Despite all this, the band have discussed it extensively and finally people are accepting for what they really are, which is a dedicated and talented group of men. It’s been proven, with ‘The Mercian Sphere’ reaching many ‘album of the year’ lists. Many claim the third album is often the most difficult, so how did Winterfylleth find it? “I’m not going to lie, I think there was a bit of pressure but I think it’s kind of self-imposed. I think when you come off the back of a record that’s really well-perceived which we’re proud of and grateful for, it can be a bit daunting. You feel you’ve got to write a better record. Once we got into it and started the writing process again together, because we had line-up changes and we had Mark and Nick who to be honest have helped developed the sound and had a lot to contribute. We shared the writing duties a little bit more, I still do a lot of it but it’s good to have those guys’ input.”

After hearing Chris explain about the change in members, it’s definitely apparent that Winterfylleth are stronger than ever both live and on record. As explained in SoundShock’s 9/10 rated review, the new album is “unyieldingly aggressive and adds another dimension to the band’s already full-bodied sound”. The folk has been stripped out and the black metal atmosphere has been turned to the max as Chris describes the studio goings-on. “There’s a lot more layering and melody. We went to town a lot more on the guitar layers and the vocal layers and the dynamics of the songs. The songs have always been dynamic I feel, they’ve always been moving forward and progressing and stuff but this time we tried to fill some of the space we had on the last album with more intricate guitar work and multiple layers of lead guitar.”

Since its release ‘The Threnody of Triumph’ has been highly praised for creating a bench mark for future black metal bands and a hopeful increase in British black metal at that. 2012 seems to have been the year for Winterfylleth and Damnation Festival in a few weeks’ time will once again see them own the stage along with fellow Brits Wodensthrone flying the flag.

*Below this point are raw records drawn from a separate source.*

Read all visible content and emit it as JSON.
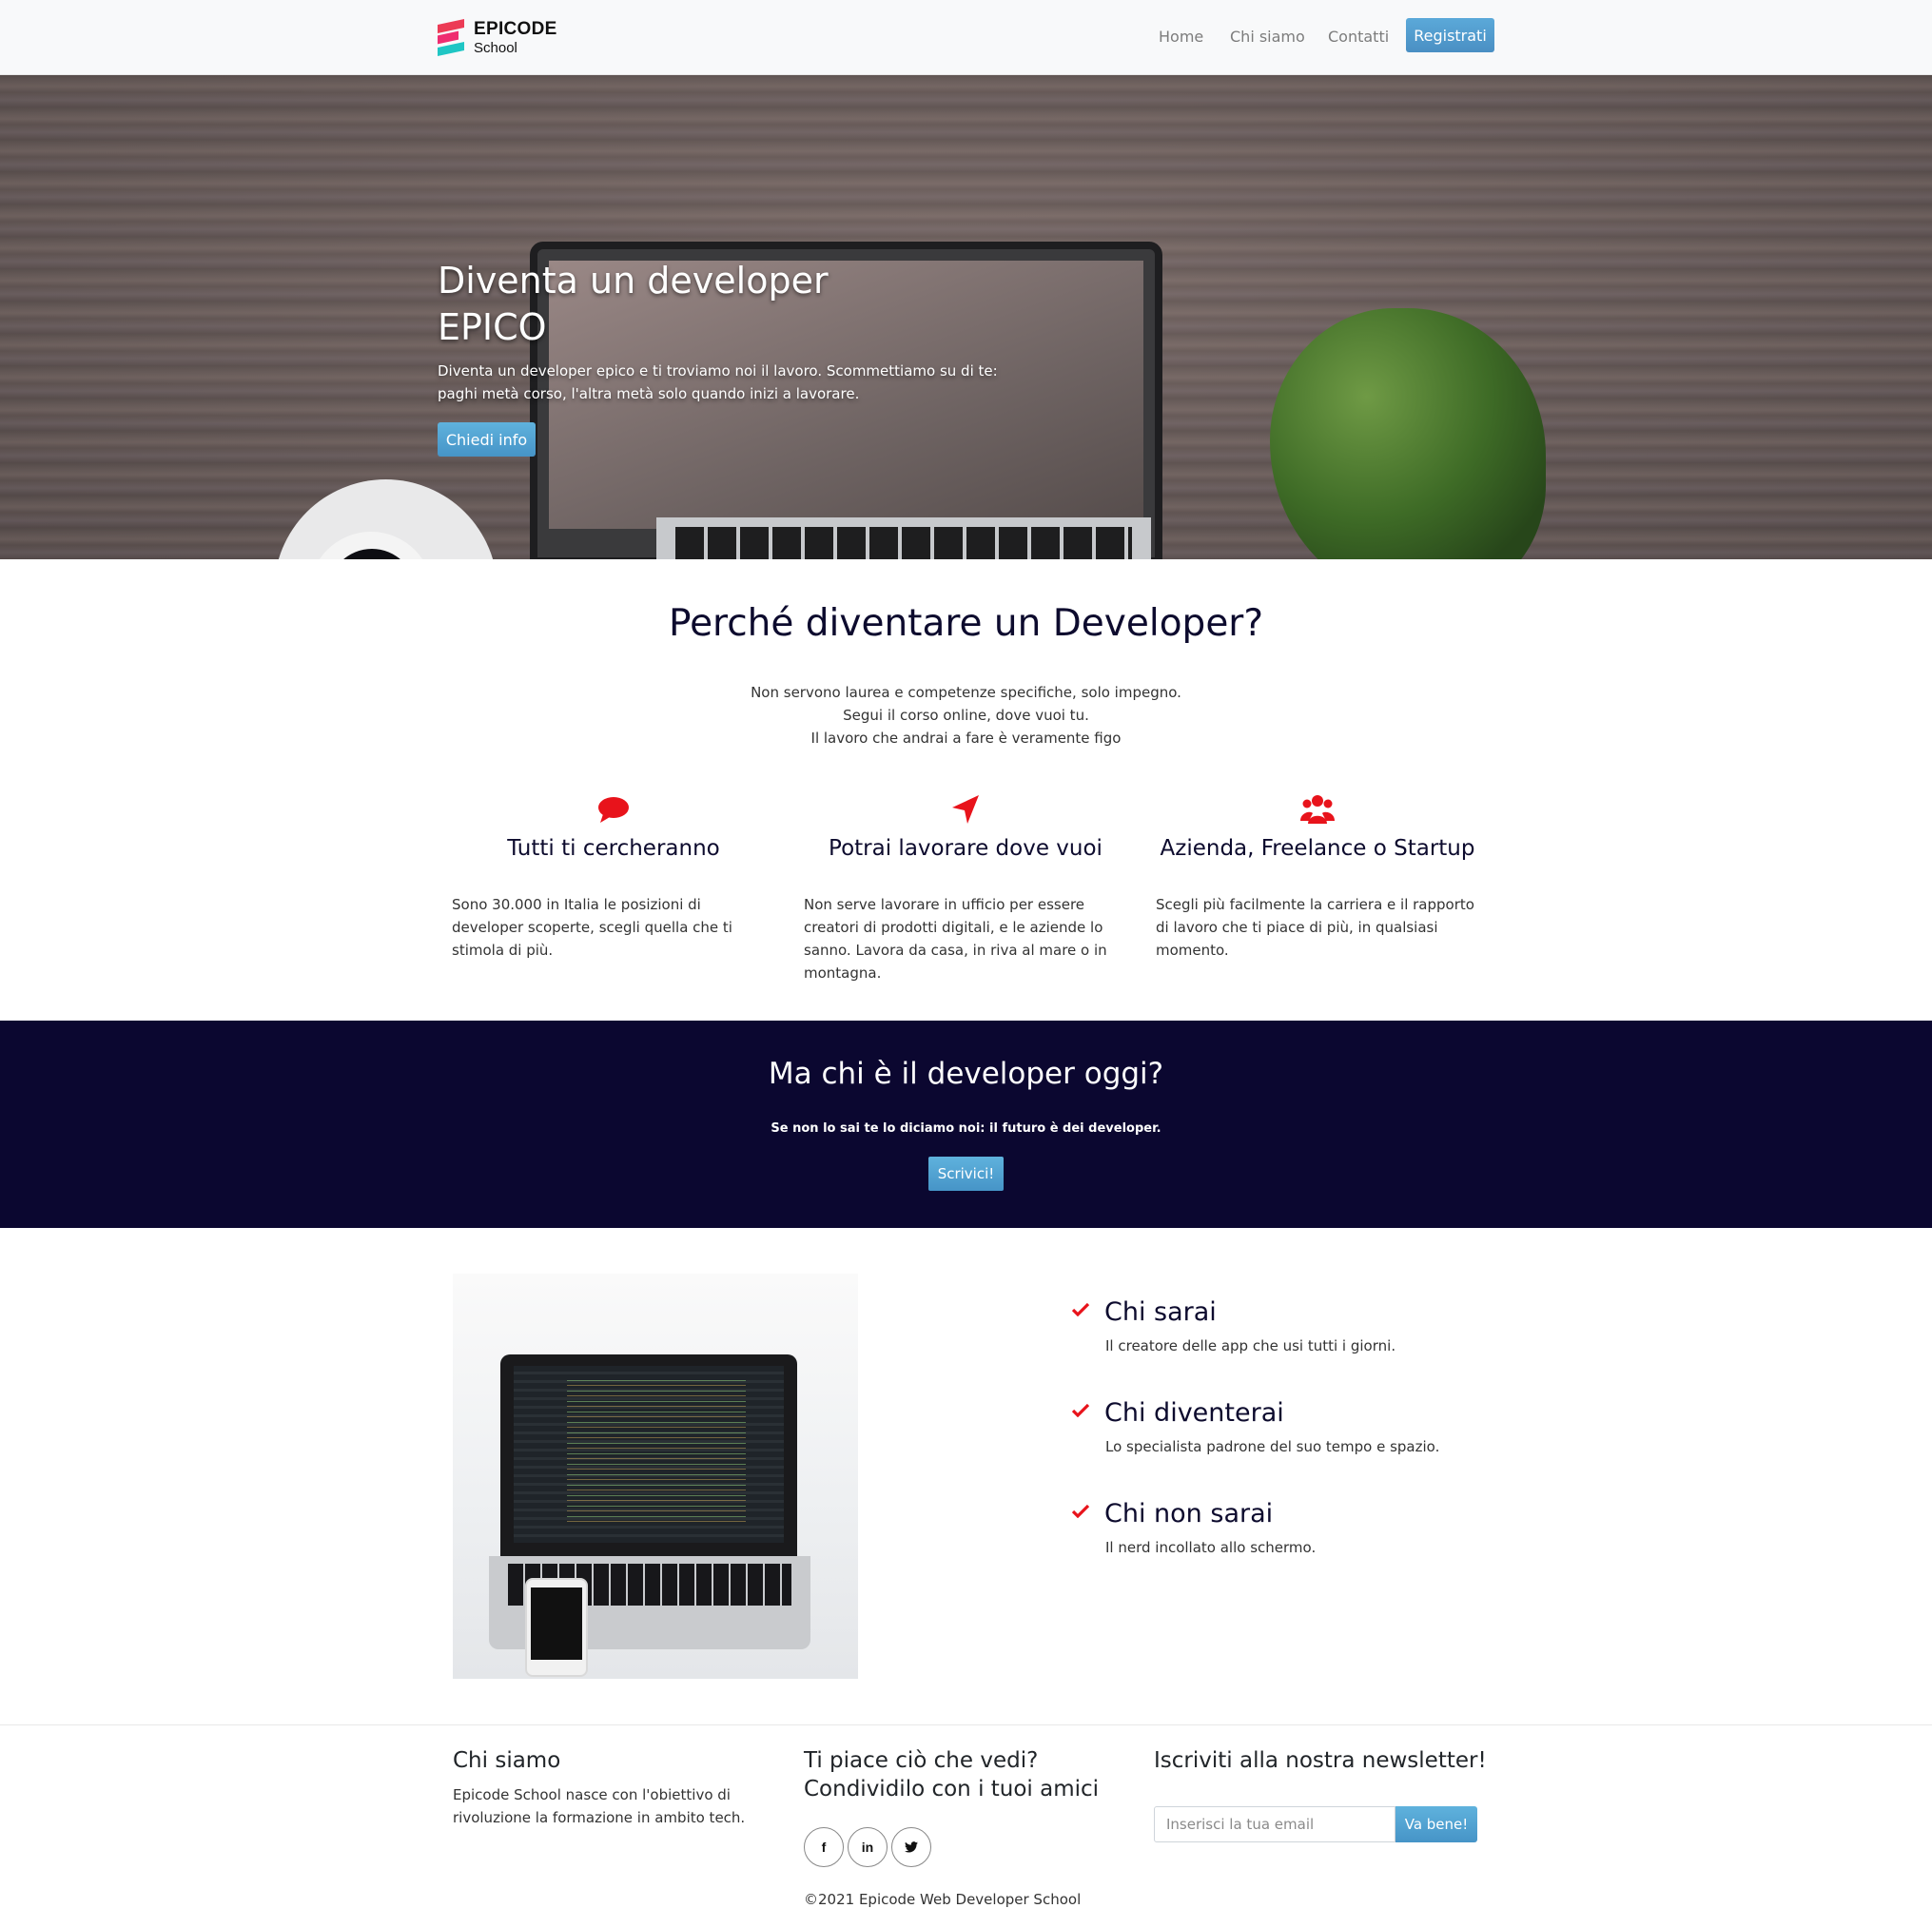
{
  "brand": {
    "title": "EPICODE",
    "subtitle": "School"
  },
  "nav": {
    "home": "Home",
    "chi_siamo": "Chi siamo",
    "contatti": "Contatti",
    "register": "Registrati"
  },
  "hero": {
    "title_line1": "Diventa un developer",
    "title_line2": "EPICO",
    "text_line1": "Diventa un developer epico e ti troviamo noi il lavoro. Scommettiamo su di te:",
    "text_line2": "paghi metà corso, l'altra metà solo quando inizi a lavorare.",
    "button": "Chiedi info"
  },
  "why": {
    "title": "Perché diventare un Developer?",
    "line1": "Non servono laurea e competenze specifiche, solo impegno.",
    "line2": "Segui il corso online, dove vuoi tu.",
    "line3": "Il lavoro che andrai a fare è veramente figo",
    "features": [
      {
        "icon": "speech-bubble-icon",
        "title": "Tutti ti cercheranno",
        "text": "Sono 30.000 in Italia le posizioni di developer scoperte, scegli quella che ti stimola di più."
      },
      {
        "icon": "location-arrow-icon",
        "title": "Potrai lavorare dove vuoi",
        "text": "Non serve lavorare in ufficio per essere creatori di prodotti digitali, e le aziende lo sanno. Lavora da casa, in riva al mare o in montagna."
      },
      {
        "icon": "users-icon",
        "title": "Azienda, Freelance o Startup",
        "text": "Scegli più facilmente la carriera e il rapporto di lavoro che ti piace di più, in qualsiasi momento."
      }
    ]
  },
  "band": {
    "title": "Ma chi è il developer oggi?",
    "subtitle": "Se non lo sai te lo diciamo noi: il futuro è dei developer.",
    "button": "Scrivici!"
  },
  "checks": [
    {
      "title": "Chi sarai",
      "text": "Il creatore delle app che usi tutti i giorni."
    },
    {
      "title": "Chi diventerai",
      "text": "Lo specialista padrone del suo tempo e spazio."
    },
    {
      "title": "Chi non sarai",
      "text": "Il nerd incollato allo schermo."
    }
  ],
  "footer": {
    "about_title": "Chi siamo",
    "about_text": "Epicode School nasce con l'obiettivo di rivoluzione la formazione in ambito tech.",
    "share_title_line1": "Ti piace ciò che vedi?",
    "share_title_line2": "Condividilo con i tuoi amici",
    "socials": [
      "f",
      "in",
      "t"
    ],
    "newsletter_title": "Iscriviti alla nostra newsletter!",
    "newsletter_placeholder": "Inserisci la tua email",
    "newsletter_button": "Va bene!",
    "copyright": "©2021 Epicode Web Developer School"
  },
  "colors": {
    "accent_red": "#e8131b",
    "navy": "#0b0730",
    "button_blue": "#4f9dd0"
  }
}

Olympic golds were great this year but two astonishing albums from the British black metal scene is a much bigger nice surprise.

Feature by Lily Randall.

Published on Soundshock.com